• The task:
Each line holding the string "image" is to be copied from the data.

Entries from a dataset of interfaces:
__________________________________________________

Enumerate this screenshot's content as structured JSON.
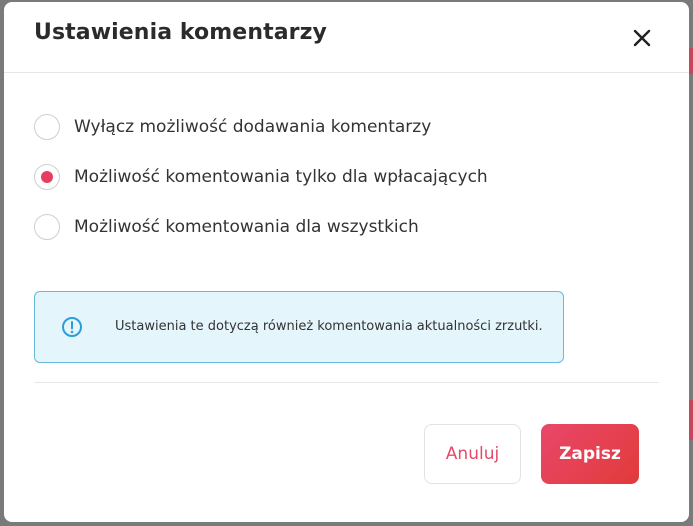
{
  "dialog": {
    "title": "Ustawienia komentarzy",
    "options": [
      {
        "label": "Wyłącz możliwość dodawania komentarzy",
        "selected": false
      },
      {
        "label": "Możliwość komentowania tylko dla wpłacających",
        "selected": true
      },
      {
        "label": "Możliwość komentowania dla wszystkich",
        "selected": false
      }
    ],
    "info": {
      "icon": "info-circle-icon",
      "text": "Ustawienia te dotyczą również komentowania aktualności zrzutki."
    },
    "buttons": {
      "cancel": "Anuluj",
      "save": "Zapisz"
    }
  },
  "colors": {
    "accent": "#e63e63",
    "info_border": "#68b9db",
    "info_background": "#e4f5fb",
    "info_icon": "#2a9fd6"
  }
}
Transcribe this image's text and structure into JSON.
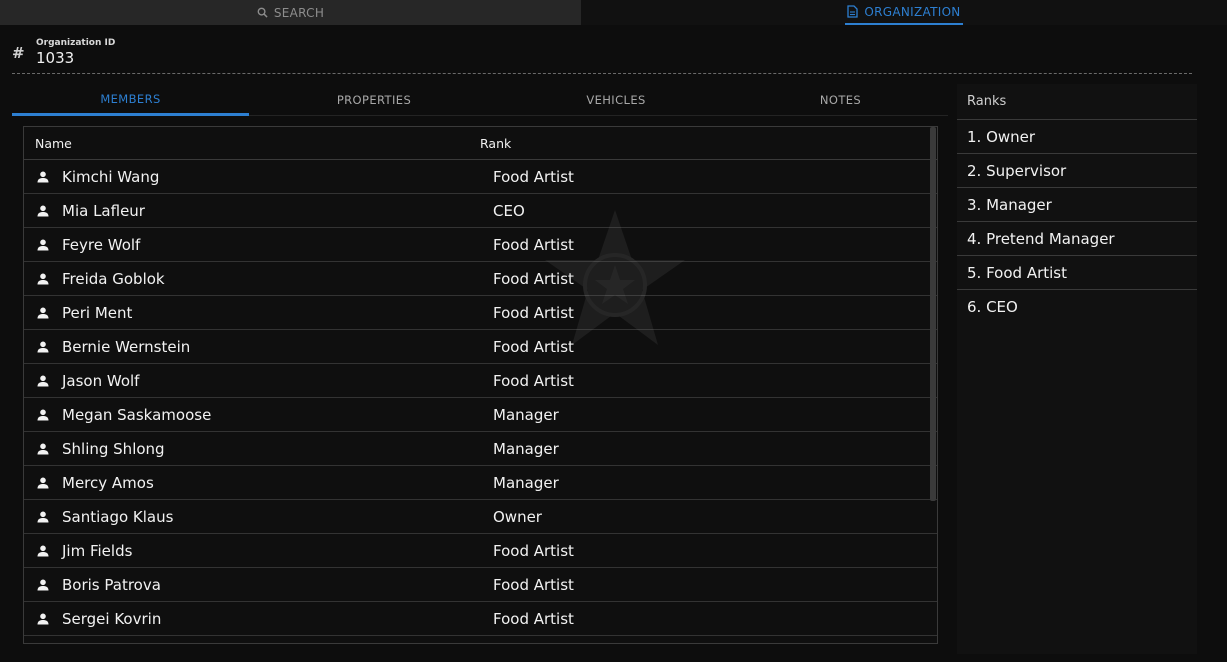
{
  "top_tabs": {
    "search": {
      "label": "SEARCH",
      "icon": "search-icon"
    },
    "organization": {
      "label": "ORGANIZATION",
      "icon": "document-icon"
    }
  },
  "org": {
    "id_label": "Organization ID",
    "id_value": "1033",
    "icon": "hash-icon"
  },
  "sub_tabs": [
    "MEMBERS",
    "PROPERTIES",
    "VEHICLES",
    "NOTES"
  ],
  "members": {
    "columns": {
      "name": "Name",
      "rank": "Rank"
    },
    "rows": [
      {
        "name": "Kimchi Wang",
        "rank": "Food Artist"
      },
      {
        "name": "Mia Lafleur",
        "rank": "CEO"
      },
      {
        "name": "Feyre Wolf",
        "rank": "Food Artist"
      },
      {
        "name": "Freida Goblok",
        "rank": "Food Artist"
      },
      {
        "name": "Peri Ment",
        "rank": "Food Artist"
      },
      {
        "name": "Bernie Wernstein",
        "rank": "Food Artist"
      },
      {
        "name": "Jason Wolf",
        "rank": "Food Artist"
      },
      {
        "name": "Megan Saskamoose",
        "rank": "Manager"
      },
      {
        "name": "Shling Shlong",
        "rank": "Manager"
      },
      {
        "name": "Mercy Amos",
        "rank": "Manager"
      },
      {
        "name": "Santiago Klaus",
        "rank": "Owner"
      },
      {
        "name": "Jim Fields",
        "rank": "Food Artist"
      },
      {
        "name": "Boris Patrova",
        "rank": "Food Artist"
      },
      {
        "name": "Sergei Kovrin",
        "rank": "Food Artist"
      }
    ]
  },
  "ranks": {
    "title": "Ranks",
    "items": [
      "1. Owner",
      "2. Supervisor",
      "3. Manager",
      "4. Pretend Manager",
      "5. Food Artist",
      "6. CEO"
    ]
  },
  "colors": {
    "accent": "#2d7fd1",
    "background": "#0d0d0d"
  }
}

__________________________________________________

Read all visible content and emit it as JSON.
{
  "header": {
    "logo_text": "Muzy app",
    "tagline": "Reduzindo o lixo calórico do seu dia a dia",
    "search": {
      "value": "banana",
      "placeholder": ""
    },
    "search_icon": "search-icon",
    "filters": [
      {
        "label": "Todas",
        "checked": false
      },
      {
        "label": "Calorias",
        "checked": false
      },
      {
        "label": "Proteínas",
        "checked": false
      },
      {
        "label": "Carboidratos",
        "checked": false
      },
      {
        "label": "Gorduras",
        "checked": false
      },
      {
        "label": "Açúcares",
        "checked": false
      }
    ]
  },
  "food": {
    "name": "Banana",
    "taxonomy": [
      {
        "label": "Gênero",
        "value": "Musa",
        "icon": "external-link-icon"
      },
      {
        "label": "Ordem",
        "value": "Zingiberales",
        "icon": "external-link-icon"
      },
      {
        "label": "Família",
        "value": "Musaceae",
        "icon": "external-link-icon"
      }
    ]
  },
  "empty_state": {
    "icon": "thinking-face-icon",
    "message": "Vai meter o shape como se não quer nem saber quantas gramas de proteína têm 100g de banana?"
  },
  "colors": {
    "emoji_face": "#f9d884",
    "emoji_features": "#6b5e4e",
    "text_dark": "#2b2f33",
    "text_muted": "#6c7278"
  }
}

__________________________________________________

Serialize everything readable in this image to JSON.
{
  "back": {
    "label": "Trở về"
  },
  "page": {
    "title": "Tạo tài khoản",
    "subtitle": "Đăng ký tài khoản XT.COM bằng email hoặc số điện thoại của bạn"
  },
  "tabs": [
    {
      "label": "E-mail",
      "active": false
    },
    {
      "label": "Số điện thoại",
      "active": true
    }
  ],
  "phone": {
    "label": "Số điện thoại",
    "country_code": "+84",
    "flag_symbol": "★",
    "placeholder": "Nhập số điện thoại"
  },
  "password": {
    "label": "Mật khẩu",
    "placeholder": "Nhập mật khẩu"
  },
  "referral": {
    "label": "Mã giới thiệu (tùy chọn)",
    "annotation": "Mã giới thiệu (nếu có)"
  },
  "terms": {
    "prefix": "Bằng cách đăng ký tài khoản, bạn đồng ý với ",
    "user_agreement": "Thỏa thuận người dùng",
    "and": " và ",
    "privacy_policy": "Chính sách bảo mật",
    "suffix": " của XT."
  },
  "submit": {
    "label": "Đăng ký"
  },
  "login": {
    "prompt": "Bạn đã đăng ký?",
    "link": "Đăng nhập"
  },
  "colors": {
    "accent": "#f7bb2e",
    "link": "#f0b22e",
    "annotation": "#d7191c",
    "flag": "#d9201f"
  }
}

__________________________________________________

• Response:
Transcribe this image's text and structure into JSON.
Serialize everything readable in this image to JSON.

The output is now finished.